The WCWP charity was originally organized by “seasoned Republican operative” Anthony Bellotti in 2013, under section 501(c)3 of the federal tax code.
According to the IRS, such groups are “absolutely prohibited from directly or indirectly participating in, or intervening in, any political campaign on behalf of (or in opposition to) any candidate for elective public office.”
But the complaint says that’s exactly what the White Coat Waste Project did.
Four years after founding the nonprofit, Bellotti and his new partner Justin Goodman registered a WCW PAC with the Federal Election Commission—leaving “Project” off the name. The two men told the FEC in their statement of organization that the group was a “nonconnected PAC,” walled off from the nonprofit. But the complaint alleges they had instead “established, financed, maintained, and controlled” the PAC as essentially a bank account to support the nonprofit’s lobbying efforts, calling into question the truth of their federal statements.
And there’s the legal rub: The PAC did what PACs do, which was make campaign donations to elected officials. In this instance, the complaint says, they were the same officials the nonprofit was lobbying.
The complaint argues that Bellotti and Goodman have made “barely any effort to maintain the pretense” that the PAC maintains the necessary legal distance from the nonprofit. For instance, both groups use the same logo and the same slogan.
But more seriously, the complaint cites web data showing the PAC’s website is registered and maintained by the nonprofit. FEC records show that the PAC reports paying Bellotti for “website services.” The complaint says this indicates that Bellotti “created and maintains” the PAC website in his role as president of the nonprofit.
That’s a problem, the document says, because the PAC uses that site to raise money from the public. And given the relationship between the PAC and the nonprofit, that money—as much as 76 percent of the total, according to the complaint—would appear to come from impermissible public sources.

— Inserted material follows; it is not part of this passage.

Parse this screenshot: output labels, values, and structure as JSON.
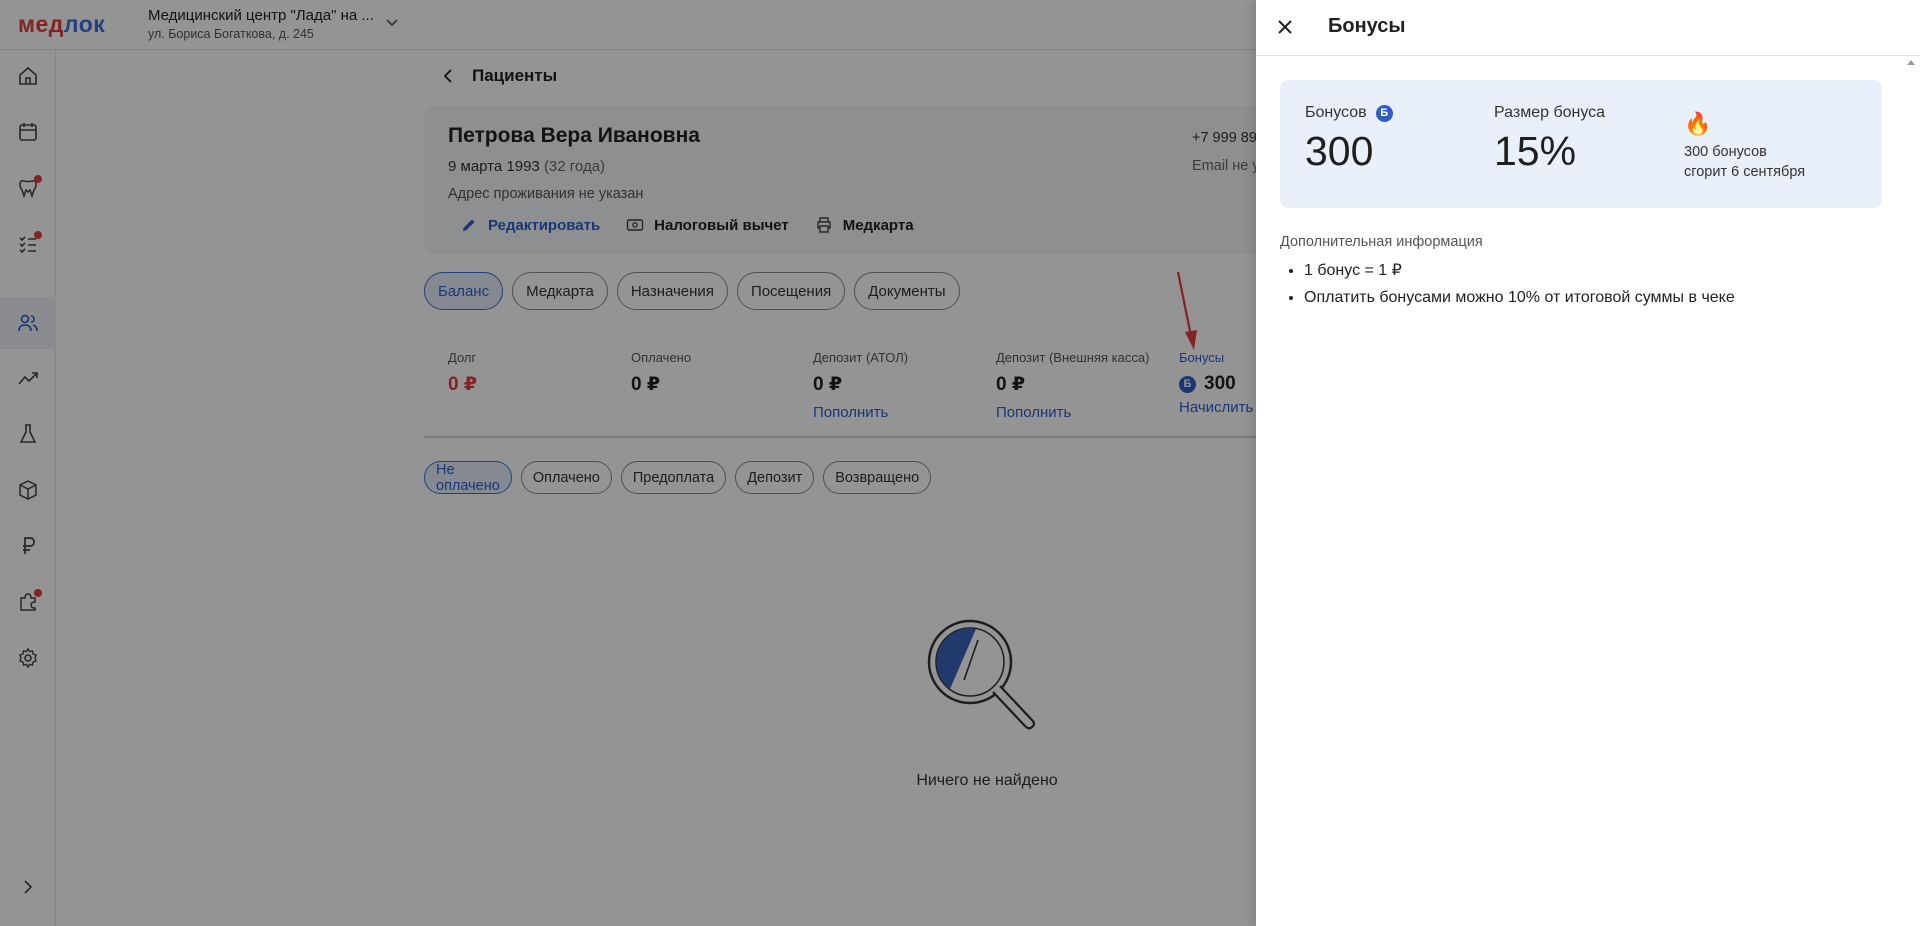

Worse, according to the watchdog, that money provides political support for the nonprofit’s activities.
In 2019, the complaint says, the WCWP nonprofit reported lobbying on an anti-animal testing bill as one of its stated top priorities. During that same election cycle, the WCWP PAC gave money to the campaigns of exactly seven House candidates—the same seven who introduced the bill.
It’s not immediately clear if there was any impermissible political crossover in the anti-Fauci misinformation campaign, but it’s possible. The PAC gave money to a House member who co-signed a letter inquiring about the funding, though the donation predated the letter by more than a month.
When the Post asked WCWP in November about its flawed attacks on Fauci, Goodman—the group’s spokesperson—doubled down.
“When you have such a high-profile person to point the finger at for funding animal experiments, it would be malpractice for us not to do that,” he said.